Pass through a fern grove, patches of forest and farming pasture and a grotto en route to a rocky spur about 5km from the spring. The sanctuary is perched on the spur at 1014m, offering grandstand views over the Gulf of Salerno.
It requires a few more steps but take the opportunity to visit the cave where a local shepherd is said to have seen a vision of the Virgin Mary, who instructed him to build a sanctuary here. This is a venerated site around the Campania region – every Monday after Pentecost worshippers trek up the steep path to the sanctuary before camping out on the ridge, engaging in festivities until the statue of the Madonna is paraded among the crowd under a shower of rose petals. The faithful then return to Maiori via the same path – you should do the same!
The town of Amalfi, now packed with tourists enjoying a gelato or an Aperol Spritz, was once a maritime power that lured traders from around the Mediterranean. One of the world’s first and biggest creators of paper, Amalfi declared itself a Republic 839 AD and issued its own gold currency, the Tari. It survived attacks over the centuries that followed from nearby powers including Republic of Pisa but two outbreaks of the plague and a devastating sea storm in the 14 th Century combined to end Amalfi’s Republican era. It returned to life as a sleepy fishing village until the area’s stunning beauty was discovered by travellers and poets in the 1800s, when a road was also constructed to link the fishing towns along the coast. Today they attract visitors from around the world.
CLIMATE/WHEN TO GO
April to June is the best time to visit to enjoy warm sunny weather while avoiding the tourist crush in July and August and oppressive heat later in the year.
Walking paths are mostly sign-posted and easy to follow, but the narrow streets and alleyways can be confusing. Maps and an international GPS app are helpful, and don’t be scared to ask for directions!
There are hundreds of hotels along the coast, including some budget options and plenty at the luxury end of the price scale. Air B&B or self-contained apartments are also popular. Glamping is an option, but leave your own tent at home.
From Rome take a train to Naples (about an hour), then a local Circumvesuviana train to Sorrento. From here buses and ferries take you to the towns of the Amalfi Coast.
WHERE TO EAT AND DRINK
Finding something to eat or drink in Italy is never a problem. Take some Euro with you on any walk to buy a limonata (soft drink made with the region’s sweet lemons) or slice of pizza at any of the towns you pass through. A gelato or granita (semi-frozen drink) are almost a must at the end of any summer walk.
A 1:50,000 map of Sorrento and the Amalfi Coast is available but for more detailed notes look for the Sunflower Sorrento-Amalfi-Capri guidebook. Hotels and tourist information centres hand out local maps and the staff are the best source of information – they are all very friendly so don’t hesitate to ask!

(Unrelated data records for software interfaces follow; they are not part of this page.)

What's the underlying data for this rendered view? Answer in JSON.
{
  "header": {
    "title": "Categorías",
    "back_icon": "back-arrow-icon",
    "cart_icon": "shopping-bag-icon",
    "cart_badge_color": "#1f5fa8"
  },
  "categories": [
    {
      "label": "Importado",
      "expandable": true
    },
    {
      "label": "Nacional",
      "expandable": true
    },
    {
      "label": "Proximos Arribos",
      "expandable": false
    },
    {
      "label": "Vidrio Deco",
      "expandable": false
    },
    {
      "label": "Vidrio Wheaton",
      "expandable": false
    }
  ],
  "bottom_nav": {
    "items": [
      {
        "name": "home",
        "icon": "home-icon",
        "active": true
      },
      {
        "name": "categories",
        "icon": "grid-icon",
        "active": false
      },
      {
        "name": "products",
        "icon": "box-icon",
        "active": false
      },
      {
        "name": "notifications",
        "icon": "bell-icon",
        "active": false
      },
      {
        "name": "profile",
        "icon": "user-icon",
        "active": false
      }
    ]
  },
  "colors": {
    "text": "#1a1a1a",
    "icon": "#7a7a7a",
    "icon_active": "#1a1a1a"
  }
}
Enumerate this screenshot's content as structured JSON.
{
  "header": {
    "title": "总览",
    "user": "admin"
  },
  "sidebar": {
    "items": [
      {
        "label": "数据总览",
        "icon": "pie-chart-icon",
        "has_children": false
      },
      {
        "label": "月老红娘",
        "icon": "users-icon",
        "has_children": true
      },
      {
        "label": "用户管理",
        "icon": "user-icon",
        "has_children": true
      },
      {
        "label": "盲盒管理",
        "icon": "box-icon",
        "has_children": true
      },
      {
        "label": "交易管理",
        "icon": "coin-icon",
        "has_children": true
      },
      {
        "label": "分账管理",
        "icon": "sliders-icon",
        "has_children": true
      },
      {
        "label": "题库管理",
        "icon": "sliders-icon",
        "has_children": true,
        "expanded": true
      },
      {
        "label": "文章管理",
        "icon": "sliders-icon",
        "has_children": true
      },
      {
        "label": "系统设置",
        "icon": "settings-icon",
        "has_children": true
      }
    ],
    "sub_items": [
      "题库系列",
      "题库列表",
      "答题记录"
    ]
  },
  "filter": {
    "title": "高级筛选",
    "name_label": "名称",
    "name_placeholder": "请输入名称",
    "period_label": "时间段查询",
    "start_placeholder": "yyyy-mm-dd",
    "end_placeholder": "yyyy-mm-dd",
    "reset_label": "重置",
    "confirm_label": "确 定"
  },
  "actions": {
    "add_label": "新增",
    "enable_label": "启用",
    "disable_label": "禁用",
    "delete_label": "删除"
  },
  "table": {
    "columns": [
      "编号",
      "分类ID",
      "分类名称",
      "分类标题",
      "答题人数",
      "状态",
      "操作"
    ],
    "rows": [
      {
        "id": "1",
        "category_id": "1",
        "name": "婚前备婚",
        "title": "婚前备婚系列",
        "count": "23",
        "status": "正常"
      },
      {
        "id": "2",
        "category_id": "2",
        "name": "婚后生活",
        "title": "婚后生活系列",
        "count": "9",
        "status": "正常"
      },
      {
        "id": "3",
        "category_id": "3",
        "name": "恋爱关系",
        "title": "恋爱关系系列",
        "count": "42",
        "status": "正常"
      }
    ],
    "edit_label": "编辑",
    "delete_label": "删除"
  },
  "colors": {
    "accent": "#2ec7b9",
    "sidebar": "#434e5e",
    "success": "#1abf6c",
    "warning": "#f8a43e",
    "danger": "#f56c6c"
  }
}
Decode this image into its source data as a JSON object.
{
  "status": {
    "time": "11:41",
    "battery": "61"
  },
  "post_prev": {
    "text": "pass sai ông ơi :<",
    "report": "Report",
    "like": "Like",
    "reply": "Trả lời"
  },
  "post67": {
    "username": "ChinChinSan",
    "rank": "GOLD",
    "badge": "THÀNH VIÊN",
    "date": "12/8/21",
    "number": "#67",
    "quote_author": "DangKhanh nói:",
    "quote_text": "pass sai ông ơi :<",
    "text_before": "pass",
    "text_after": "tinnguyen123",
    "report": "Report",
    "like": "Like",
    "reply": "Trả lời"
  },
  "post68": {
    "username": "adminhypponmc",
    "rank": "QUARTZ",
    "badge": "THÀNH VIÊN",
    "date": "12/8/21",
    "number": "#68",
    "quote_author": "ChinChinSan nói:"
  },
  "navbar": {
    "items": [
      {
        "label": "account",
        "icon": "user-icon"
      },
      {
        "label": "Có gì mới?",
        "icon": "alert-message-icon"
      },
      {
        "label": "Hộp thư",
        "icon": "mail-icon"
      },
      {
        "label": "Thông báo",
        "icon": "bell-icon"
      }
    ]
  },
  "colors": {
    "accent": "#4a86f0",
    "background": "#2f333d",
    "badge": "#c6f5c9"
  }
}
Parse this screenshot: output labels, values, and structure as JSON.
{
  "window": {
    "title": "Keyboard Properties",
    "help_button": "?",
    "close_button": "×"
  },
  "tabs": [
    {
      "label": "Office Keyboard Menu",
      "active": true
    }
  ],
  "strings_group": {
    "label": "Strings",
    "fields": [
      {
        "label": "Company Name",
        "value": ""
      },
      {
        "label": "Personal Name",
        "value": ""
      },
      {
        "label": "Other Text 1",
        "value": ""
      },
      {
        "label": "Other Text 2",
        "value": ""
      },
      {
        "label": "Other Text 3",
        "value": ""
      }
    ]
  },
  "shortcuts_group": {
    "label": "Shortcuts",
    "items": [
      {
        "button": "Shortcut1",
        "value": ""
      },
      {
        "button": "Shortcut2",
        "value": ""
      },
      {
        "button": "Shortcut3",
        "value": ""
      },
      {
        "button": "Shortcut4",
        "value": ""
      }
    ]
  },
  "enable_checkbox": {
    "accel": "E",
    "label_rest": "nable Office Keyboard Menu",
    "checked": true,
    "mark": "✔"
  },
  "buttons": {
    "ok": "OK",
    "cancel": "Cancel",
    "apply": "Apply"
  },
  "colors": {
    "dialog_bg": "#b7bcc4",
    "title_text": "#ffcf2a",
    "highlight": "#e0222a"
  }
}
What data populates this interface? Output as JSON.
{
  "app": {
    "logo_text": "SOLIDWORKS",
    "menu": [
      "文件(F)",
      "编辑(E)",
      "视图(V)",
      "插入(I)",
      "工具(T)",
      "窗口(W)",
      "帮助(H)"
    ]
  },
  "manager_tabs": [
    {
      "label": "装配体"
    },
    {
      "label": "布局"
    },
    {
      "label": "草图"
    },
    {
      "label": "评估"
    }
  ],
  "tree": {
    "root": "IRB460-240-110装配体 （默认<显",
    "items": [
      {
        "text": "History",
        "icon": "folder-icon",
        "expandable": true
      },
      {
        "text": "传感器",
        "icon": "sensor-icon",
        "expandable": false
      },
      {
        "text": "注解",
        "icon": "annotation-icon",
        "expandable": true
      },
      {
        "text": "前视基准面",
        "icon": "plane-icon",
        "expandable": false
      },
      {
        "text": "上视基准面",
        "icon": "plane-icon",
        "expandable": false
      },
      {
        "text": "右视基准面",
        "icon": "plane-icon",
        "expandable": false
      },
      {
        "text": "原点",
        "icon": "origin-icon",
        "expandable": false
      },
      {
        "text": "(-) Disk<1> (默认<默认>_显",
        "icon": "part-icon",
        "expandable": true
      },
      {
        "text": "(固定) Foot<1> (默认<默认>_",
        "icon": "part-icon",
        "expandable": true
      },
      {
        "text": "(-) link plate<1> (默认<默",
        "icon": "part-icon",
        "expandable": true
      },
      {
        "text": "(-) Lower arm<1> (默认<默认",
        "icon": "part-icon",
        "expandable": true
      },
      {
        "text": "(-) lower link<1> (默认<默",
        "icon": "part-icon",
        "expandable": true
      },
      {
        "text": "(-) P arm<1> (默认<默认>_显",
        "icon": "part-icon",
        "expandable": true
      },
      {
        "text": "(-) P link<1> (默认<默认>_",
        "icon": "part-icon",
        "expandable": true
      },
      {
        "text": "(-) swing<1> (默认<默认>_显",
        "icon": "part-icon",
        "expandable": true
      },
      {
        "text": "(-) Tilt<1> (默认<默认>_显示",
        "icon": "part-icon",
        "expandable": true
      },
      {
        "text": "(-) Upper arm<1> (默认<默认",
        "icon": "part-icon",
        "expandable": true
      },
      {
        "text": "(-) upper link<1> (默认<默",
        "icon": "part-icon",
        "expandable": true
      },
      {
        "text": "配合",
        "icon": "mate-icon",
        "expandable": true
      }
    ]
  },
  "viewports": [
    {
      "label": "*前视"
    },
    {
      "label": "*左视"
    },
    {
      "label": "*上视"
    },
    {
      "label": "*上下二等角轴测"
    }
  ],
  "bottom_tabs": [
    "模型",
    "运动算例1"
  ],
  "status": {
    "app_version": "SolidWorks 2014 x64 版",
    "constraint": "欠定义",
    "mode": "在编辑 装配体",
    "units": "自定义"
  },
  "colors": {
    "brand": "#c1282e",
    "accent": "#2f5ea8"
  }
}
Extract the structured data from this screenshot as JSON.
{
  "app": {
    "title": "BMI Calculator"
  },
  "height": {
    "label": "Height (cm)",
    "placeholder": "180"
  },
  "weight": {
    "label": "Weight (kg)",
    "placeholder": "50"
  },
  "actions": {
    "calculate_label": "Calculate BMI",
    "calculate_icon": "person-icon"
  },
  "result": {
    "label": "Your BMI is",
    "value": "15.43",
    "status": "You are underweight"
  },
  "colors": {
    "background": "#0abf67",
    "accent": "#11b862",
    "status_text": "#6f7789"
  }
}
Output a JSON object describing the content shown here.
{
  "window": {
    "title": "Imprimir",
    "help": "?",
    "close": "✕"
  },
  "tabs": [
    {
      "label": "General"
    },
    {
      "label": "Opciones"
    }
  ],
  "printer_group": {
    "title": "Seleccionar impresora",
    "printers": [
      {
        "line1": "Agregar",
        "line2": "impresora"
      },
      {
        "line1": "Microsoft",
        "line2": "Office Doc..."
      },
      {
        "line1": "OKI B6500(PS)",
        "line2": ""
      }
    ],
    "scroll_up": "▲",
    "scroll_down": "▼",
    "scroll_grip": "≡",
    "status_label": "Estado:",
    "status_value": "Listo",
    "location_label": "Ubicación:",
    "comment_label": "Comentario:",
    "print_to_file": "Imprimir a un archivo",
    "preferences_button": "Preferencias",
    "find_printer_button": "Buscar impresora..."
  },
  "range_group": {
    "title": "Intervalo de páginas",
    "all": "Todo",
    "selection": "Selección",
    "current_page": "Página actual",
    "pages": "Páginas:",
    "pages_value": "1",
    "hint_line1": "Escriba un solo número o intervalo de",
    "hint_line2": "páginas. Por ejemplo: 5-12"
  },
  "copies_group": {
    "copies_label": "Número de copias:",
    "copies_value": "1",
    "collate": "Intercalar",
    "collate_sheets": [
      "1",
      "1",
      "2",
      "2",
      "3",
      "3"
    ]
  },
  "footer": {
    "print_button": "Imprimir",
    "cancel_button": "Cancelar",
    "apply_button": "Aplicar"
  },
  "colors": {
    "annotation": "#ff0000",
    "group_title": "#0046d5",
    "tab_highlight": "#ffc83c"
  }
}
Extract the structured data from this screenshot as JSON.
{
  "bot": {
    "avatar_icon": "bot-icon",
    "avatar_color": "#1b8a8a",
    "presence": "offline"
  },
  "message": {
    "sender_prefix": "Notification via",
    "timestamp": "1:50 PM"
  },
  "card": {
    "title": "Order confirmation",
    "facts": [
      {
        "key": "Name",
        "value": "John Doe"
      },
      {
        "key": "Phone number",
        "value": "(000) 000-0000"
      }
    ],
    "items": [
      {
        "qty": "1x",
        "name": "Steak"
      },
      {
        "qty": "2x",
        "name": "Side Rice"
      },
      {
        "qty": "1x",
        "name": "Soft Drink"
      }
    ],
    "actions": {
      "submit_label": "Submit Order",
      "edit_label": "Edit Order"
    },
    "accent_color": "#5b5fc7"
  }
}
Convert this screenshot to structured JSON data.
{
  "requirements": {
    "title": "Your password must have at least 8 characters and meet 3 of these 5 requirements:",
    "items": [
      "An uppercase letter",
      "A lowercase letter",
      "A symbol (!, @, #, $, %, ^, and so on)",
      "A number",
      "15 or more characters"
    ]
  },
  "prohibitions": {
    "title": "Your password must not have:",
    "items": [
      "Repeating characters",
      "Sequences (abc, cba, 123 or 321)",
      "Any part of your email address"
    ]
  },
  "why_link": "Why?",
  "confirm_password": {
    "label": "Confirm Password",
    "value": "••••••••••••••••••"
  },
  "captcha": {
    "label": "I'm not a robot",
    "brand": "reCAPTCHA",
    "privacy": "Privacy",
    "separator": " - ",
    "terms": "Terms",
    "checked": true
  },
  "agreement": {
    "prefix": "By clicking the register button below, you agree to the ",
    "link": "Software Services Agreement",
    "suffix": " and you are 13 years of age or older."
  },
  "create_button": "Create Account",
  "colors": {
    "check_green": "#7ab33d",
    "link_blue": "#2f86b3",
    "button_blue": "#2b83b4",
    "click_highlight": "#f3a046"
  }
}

A valid passport is required for any Australian to visit Italy but not visa is needed for trips of less than 90 days. From 2021 a European ETIAS authorisation will become mandatory for all visitors.